Work to be completed: A single figure is required: the number of lines in the data below that hold the word "item".

Records shown:
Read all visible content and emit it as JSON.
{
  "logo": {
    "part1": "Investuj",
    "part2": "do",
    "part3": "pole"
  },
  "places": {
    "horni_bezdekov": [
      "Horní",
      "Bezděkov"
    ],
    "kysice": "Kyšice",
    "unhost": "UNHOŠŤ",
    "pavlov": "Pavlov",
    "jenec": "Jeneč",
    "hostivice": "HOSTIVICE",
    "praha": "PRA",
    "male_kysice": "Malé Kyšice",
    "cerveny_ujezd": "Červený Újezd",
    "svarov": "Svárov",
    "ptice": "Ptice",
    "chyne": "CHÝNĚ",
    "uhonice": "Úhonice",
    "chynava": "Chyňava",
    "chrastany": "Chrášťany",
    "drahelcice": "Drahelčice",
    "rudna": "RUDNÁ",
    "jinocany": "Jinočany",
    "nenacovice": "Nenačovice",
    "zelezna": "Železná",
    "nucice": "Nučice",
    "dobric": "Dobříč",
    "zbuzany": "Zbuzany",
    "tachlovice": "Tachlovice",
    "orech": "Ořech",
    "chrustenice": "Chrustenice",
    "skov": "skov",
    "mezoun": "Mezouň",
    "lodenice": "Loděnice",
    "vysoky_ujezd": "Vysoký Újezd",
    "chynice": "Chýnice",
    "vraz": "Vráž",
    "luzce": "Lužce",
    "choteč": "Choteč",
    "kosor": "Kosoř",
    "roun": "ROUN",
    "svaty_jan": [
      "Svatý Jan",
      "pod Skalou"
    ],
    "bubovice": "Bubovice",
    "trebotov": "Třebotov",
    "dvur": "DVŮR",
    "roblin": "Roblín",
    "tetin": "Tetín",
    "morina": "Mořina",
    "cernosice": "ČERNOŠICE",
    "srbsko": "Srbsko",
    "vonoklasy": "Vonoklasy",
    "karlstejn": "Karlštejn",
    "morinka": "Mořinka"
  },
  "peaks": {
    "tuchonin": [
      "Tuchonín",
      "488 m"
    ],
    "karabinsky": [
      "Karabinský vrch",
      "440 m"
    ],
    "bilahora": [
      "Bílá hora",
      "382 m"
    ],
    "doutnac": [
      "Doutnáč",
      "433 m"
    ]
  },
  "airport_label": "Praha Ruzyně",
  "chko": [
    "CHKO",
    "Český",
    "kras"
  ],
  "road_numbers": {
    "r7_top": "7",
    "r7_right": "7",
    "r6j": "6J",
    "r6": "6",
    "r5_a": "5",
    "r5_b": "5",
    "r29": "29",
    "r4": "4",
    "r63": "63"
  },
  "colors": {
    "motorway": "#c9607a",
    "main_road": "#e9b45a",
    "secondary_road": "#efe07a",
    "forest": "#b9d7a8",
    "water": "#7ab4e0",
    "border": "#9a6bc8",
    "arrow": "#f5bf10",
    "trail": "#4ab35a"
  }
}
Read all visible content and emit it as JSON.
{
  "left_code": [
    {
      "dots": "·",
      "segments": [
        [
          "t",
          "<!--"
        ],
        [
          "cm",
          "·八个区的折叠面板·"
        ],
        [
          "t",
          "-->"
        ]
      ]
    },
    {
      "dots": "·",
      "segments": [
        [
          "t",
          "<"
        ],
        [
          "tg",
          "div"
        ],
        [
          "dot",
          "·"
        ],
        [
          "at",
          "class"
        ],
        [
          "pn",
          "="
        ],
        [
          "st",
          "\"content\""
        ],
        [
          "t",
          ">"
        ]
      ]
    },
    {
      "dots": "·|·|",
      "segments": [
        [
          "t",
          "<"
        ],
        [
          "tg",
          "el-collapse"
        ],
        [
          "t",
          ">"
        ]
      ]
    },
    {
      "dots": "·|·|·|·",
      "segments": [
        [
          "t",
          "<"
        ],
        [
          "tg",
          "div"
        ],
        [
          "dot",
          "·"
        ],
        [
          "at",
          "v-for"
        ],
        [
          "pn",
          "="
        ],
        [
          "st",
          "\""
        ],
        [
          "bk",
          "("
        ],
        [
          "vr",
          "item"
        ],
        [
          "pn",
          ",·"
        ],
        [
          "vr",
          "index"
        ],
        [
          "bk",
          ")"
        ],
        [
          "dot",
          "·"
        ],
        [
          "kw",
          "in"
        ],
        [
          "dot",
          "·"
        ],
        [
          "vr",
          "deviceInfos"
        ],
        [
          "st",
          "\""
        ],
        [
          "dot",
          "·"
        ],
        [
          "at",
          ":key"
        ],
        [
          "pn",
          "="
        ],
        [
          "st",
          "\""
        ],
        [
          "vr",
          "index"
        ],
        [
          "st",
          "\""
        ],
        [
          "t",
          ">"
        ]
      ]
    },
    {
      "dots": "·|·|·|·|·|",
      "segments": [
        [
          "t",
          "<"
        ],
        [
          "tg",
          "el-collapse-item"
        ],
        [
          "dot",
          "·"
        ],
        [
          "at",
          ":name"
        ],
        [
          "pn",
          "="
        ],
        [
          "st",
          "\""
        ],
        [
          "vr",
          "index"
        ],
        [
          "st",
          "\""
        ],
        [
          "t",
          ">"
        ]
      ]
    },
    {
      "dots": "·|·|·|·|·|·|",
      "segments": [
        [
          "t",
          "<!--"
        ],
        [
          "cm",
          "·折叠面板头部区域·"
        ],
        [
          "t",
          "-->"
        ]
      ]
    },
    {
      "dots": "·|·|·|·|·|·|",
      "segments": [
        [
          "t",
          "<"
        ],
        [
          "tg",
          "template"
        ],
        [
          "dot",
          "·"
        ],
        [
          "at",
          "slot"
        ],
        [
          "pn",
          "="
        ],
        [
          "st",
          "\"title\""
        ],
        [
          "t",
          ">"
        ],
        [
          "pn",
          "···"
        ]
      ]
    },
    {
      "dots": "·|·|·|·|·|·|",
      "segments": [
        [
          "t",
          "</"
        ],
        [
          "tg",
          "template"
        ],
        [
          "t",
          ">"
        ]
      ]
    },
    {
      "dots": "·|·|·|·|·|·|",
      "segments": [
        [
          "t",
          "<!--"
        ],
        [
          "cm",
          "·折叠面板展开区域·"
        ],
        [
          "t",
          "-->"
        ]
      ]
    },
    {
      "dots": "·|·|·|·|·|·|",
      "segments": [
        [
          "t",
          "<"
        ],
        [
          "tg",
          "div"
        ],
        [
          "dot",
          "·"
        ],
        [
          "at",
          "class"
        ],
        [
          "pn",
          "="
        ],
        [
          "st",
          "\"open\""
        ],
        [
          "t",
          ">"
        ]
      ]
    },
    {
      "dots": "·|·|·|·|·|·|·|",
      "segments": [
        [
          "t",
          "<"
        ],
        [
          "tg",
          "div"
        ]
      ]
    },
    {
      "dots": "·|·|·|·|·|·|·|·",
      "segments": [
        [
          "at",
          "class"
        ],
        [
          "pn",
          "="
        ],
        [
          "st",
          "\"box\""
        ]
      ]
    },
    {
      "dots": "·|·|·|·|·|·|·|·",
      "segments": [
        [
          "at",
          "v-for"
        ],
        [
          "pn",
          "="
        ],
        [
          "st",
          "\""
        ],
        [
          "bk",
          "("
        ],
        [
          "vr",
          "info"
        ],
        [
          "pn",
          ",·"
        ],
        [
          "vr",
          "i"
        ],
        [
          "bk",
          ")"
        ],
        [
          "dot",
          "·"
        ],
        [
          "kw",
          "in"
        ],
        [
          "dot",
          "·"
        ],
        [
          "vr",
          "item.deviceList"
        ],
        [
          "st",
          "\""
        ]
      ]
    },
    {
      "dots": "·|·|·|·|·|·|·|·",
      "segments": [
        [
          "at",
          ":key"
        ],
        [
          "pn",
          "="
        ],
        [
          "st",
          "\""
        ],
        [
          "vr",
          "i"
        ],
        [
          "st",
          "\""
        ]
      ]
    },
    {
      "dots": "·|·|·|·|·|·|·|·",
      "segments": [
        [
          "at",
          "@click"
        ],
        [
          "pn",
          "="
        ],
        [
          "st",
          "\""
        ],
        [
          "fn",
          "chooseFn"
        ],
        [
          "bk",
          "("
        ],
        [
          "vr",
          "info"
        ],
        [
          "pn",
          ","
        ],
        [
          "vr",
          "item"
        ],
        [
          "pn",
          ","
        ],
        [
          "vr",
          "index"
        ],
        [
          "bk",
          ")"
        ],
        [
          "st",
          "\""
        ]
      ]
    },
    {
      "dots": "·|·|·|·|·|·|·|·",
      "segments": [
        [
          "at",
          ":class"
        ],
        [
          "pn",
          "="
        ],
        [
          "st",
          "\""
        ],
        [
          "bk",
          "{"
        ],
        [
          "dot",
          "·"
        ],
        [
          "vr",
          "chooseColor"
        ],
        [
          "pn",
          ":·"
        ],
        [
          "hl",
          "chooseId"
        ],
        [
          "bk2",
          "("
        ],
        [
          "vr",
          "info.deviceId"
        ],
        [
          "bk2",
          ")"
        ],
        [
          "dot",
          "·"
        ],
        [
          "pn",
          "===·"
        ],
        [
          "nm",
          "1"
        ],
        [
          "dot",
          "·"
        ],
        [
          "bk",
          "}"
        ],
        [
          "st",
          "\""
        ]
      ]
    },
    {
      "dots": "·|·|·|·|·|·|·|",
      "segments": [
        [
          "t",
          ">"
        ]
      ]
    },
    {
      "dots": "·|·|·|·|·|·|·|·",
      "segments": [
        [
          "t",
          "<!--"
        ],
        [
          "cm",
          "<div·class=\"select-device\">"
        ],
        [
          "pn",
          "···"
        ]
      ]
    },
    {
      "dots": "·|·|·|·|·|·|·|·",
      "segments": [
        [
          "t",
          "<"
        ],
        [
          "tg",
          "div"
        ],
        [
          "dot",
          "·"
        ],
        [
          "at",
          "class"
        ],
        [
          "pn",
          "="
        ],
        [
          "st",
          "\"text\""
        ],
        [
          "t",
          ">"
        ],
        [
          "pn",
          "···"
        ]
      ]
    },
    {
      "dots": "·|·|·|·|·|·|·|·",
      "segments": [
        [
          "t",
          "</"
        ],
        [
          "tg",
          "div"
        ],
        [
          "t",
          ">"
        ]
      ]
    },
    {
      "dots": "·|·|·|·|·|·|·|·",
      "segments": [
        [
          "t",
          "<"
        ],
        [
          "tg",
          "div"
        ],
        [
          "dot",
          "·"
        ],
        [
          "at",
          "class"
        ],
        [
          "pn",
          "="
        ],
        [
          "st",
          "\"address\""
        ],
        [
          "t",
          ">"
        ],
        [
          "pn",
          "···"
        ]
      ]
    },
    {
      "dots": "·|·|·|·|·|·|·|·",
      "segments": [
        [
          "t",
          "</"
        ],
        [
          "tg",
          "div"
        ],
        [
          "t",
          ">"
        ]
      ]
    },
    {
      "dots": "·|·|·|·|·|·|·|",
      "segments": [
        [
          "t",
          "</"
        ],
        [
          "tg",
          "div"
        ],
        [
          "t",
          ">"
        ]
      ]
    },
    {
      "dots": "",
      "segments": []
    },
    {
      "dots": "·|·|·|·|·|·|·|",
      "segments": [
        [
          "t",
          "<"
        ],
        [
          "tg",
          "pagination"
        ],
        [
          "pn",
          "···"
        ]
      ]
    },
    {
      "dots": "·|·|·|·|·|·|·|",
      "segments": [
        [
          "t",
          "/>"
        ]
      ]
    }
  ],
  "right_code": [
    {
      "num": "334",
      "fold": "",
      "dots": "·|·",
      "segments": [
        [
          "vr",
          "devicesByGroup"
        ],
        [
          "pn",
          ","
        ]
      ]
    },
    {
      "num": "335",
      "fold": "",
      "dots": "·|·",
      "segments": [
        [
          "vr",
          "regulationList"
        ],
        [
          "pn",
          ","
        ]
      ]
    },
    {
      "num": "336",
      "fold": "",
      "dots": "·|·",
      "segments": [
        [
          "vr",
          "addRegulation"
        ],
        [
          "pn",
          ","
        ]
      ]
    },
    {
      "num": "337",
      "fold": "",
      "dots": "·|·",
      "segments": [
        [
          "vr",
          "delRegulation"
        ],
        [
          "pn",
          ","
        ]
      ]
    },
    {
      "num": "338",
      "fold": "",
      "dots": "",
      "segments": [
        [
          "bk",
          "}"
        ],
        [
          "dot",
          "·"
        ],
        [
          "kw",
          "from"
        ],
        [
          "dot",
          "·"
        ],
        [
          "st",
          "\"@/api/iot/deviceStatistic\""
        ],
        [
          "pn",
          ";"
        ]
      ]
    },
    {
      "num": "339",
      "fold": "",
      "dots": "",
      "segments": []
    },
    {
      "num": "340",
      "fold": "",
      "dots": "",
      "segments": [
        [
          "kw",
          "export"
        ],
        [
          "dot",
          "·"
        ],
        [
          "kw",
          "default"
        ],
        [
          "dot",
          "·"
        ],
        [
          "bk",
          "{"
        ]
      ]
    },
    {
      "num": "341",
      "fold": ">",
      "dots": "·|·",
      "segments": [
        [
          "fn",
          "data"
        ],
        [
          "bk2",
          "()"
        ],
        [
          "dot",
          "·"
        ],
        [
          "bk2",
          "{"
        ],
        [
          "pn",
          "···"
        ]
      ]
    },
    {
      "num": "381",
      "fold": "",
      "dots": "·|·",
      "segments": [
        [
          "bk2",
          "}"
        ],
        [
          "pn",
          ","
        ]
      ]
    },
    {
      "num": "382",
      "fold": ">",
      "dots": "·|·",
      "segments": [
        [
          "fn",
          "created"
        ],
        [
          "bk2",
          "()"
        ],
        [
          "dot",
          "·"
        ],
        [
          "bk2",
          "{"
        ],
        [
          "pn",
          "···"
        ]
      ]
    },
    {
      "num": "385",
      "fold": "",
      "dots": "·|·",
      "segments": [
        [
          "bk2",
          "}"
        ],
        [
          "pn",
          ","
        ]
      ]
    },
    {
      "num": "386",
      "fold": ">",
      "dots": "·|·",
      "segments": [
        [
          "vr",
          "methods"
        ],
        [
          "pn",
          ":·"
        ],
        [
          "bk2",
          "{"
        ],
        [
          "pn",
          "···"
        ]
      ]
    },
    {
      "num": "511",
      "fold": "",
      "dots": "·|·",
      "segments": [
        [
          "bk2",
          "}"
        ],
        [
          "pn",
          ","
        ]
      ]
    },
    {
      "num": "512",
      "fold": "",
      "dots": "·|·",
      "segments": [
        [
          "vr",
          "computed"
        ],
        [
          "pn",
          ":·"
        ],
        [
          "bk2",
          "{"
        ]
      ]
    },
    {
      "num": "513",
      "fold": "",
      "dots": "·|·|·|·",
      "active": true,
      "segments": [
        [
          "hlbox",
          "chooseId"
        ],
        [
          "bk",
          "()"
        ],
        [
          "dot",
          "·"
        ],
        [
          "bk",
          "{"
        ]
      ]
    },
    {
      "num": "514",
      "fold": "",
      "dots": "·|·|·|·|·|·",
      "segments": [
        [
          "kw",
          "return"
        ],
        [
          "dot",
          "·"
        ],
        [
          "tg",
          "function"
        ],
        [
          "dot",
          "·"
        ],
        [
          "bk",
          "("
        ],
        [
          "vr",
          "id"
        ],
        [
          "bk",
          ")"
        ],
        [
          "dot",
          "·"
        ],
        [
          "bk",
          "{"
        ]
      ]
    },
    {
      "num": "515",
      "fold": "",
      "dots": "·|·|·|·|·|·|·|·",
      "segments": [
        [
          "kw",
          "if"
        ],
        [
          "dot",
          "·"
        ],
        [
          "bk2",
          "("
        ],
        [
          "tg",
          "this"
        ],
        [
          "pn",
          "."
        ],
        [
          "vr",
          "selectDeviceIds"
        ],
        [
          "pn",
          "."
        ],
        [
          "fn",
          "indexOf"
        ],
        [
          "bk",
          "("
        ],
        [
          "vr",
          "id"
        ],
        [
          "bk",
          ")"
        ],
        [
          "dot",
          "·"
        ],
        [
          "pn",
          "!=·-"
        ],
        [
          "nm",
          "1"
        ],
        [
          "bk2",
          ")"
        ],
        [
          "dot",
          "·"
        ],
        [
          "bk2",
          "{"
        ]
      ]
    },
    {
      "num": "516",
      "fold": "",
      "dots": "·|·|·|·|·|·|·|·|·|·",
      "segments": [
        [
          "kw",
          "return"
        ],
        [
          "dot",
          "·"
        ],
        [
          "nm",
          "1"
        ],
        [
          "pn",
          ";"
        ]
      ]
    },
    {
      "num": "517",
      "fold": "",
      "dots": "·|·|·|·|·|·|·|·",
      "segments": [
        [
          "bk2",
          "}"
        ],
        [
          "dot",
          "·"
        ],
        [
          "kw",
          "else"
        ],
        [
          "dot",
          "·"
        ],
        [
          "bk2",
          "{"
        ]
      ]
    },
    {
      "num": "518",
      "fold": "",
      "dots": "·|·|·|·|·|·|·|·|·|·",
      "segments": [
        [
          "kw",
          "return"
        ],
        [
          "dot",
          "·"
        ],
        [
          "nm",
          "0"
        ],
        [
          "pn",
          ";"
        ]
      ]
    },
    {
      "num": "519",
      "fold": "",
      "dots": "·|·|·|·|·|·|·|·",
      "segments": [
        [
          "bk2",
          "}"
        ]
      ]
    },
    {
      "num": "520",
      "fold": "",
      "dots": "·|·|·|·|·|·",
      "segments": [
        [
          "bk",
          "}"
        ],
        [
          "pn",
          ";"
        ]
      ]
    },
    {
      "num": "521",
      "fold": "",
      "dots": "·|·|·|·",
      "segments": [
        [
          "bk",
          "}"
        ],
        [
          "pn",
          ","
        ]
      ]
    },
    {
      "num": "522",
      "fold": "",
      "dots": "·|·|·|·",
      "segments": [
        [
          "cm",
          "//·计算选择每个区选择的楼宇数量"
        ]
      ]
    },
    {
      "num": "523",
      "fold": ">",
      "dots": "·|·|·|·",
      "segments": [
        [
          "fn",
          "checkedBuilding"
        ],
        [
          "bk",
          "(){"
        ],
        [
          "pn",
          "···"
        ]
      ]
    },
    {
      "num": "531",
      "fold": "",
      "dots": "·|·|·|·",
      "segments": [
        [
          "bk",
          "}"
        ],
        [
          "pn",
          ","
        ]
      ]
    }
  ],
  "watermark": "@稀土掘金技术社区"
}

Answer space: 4